**** Data in this exercise ****
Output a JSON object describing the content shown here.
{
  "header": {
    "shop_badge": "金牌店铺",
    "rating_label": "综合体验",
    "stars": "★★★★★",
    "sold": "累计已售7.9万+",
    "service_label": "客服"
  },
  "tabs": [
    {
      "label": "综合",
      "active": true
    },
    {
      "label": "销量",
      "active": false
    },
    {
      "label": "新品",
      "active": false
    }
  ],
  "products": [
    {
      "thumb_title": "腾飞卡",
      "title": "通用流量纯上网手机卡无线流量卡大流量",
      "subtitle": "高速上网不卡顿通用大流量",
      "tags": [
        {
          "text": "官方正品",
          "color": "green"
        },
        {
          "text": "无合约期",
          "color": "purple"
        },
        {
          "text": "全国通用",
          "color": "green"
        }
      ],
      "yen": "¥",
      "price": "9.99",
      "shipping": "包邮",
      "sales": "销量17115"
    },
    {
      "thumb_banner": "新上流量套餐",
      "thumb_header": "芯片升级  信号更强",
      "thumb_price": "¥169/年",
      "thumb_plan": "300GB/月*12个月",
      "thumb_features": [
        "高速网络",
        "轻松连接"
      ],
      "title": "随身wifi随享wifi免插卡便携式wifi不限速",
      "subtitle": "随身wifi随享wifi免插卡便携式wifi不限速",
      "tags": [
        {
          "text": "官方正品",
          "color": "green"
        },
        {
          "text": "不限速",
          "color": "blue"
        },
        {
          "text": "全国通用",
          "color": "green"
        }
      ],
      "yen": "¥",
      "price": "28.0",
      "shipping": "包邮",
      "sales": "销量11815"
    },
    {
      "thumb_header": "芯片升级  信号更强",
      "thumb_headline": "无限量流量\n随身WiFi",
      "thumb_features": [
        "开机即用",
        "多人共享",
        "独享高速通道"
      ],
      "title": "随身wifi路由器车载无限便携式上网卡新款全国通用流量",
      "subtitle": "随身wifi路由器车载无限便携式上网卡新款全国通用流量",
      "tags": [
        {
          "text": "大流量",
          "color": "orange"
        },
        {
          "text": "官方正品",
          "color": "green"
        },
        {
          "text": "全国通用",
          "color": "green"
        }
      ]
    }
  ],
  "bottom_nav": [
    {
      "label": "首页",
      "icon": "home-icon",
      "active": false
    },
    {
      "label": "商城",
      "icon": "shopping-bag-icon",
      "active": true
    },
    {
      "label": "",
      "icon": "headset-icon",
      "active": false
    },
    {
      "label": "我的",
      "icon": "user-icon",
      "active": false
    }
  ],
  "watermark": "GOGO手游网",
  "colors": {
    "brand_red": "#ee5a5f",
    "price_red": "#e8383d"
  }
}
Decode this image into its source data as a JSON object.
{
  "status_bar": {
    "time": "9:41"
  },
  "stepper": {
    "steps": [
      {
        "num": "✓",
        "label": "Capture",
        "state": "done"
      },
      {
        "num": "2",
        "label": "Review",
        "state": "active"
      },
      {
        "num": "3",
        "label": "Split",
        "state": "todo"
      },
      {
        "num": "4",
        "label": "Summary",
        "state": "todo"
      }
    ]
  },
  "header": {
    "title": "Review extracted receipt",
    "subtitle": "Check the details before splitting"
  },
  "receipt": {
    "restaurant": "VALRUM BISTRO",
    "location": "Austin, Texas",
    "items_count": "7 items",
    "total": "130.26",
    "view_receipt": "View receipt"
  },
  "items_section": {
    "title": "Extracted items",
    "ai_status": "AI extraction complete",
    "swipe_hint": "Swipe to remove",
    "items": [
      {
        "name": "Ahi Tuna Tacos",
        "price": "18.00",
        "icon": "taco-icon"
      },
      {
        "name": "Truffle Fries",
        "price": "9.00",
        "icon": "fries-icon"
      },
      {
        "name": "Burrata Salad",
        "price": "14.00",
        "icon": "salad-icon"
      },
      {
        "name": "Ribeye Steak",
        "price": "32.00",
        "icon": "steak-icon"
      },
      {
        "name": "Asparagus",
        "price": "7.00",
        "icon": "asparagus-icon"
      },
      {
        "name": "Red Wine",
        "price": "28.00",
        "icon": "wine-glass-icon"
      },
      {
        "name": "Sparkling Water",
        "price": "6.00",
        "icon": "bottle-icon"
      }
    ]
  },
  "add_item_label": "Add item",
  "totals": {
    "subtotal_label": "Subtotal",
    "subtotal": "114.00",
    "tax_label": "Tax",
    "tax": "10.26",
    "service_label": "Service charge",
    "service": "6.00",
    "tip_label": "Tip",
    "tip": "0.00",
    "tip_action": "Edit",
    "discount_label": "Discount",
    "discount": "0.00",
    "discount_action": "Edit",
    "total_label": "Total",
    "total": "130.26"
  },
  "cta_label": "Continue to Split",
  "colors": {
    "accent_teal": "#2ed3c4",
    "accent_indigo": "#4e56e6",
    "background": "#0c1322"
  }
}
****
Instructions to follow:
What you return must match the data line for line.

Exercise result:
Output a JSON object describing the content shown here.
{
  "header": {
    "shop_badge": "金牌店铺",
    "rating_label": "综合体验",
    "stars": "★★★★★",
    "sold": "累计已售7.9万+",
    "service_label": "客服"
  },
  "tabs": [
    {
      "label": "综合",
      "active": true
    },
    {
      "label": "销量",
      "active": false
    },
    {
      "label": "新品",
      "active": false
    }
  ],
  "products": [
    {
      "thumb_title": "腾飞卡",
      "title": "通用流量纯上网手机卡无线流量卡大流量",
      "subtitle": "高速上网不卡顿通用大流量",
      "tags": [
        {
          "text": "官方正品",
          "color": "green"
        },
        {
          "text": "无合约期",
          "color": "purple"
        },
        {
          "text": "全国通用",
          "color": "green"
        }
      ],
      "yen": "¥",
      "price": "9.99",
      "shipping": "包邮",
      "sales": "销量17115"
    },
    {
      "thumb_banner": "新上流量套餐",
      "thumb_header": "芯片升级  信号更强",
      "thumb_price": "¥169/年",
      "thumb_plan": "300GB/月*12个月",
      "thumb_features": [
        "高速网络",
        "轻松连接"
      ],
      "title": "随身wifi随享wifi免插卡便携式wifi不限速",
      "subtitle": "随身wifi随享wifi免插卡便携式wifi不限速",
      "tags": [
        {
          "text": "官方正品",
          "color": "green"
        },
        {
          "text": "不限速",
          "color": "blue"
        },
        {
          "text": "全国通用",
          "color": "green"
        }
      ],
      "yen": "¥",
      "price": "28.0",
      "shipping": "包邮",
      "sales": "销量11815"
    },
    {
      "thumb_header": "芯片升级  信号更强",
      "thumb_headline": "无限量流量\n随身WiFi",
      "thumb_features": [
        "开机即用",
        "多人共享",
        "独享高速通道"
      ],
      "title": "随身wifi路由器车载无限便携式上网卡新款全国通用流量",
      "subtitle": "随身wifi路由器车载无限便携式上网卡新款全国通用流量",
      "tags": [
        {
          "text": "大流量",
          "color": "orange"
        },
        {
          "text": "官方正品",
          "color": "green"
        },
        {
          "text": "全国通用",
          "color": "green"
        }
      ]
    }
  ],
  "bottom_nav": [
    {
      "label": "首页",
      "icon": "home-icon",
      "active": false
    },
    {
      "label": "商城",
      "icon": "shopping-bag-icon",
      "active": true
    },
    {
      "label": "",
      "icon": "headset-icon",
      "active": false
    },
    {
      "label": "我的",
      "icon": "user-icon",
      "active": false
    }
  ],
  "watermark": "GOGO手游网",
  "colors": {
    "brand_red": "#ee5a5f",
    "price_red": "#e8383d"
  }
}
Decode this image into its source data as a JSON object.
{
  "status_bar": {
    "time": "9:41"
  },
  "stepper": {
    "steps": [
      {
        "num": "✓",
        "label": "Capture",
        "state": "done"
      },
      {
        "num": "2",
        "label": "Review",
        "state": "active"
      },
      {
        "num": "3",
        "label": "Split",
        "state": "todo"
      },
      {
        "num": "4",
        "label": "Summary",
        "state": "todo"
      }
    ]
  },
  "header": {
    "title": "Review extracted receipt",
    "subtitle": "Check the details before splitting"
  },
  "receipt": {
    "restaurant": "VALRUM BISTRO",
    "location": "Austin, Texas",
    "items_count": "7 items",
    "total": "130.26",
    "view_receipt": "View receipt"
  },
  "items_section": {
    "title": "Extracted items",
    "ai_status": "AI extraction complete",
    "swipe_hint": "Swipe to remove",
    "items": [
      {
        "name": "Ahi Tuna Tacos",
        "price": "18.00",
        "icon": "taco-icon"
      },
      {
        "name": "Truffle Fries",
        "price": "9.00",
        "icon": "fries-icon"
      },
      {
        "name": "Burrata Salad",
        "price": "14.00",
        "icon": "salad-icon"
      },
      {
        "name": "Ribeye Steak",
        "price": "32.00",
        "icon": "steak-icon"
      },
      {
        "name": "Asparagus",
        "price": "7.00",
        "icon": "asparagus-icon"
      },
      {
        "name": "Red Wine",
        "price": "28.00",
        "icon": "wine-glass-icon"
      },
      {
        "name": "Sparkling Water",
        "price": "6.00",
        "icon": "bottle-icon"
      }
    ]
  },
  "add_item_label": "Add item",
  "totals": {
    "subtotal_label": "Subtotal",
    "subtotal": "114.00",
    "tax_label": "Tax",
    "tax": "10.26",
    "service_label": "Service charge",
    "service": "6.00",
    "tip_label": "Tip",
    "tip": "0.00",
    "tip_action": "Edit",
    "discount_label": "Discount",
    "discount": "0.00",
    "discount_action": "Edit",
    "total_label": "Total",
    "total": "130.26"
  },
  "cta_label": "Continue to Split",
  "colors": {
    "accent_teal": "#2ed3c4",
    "accent_indigo": "#4e56e6",
    "background": "#0c1322"
  }
}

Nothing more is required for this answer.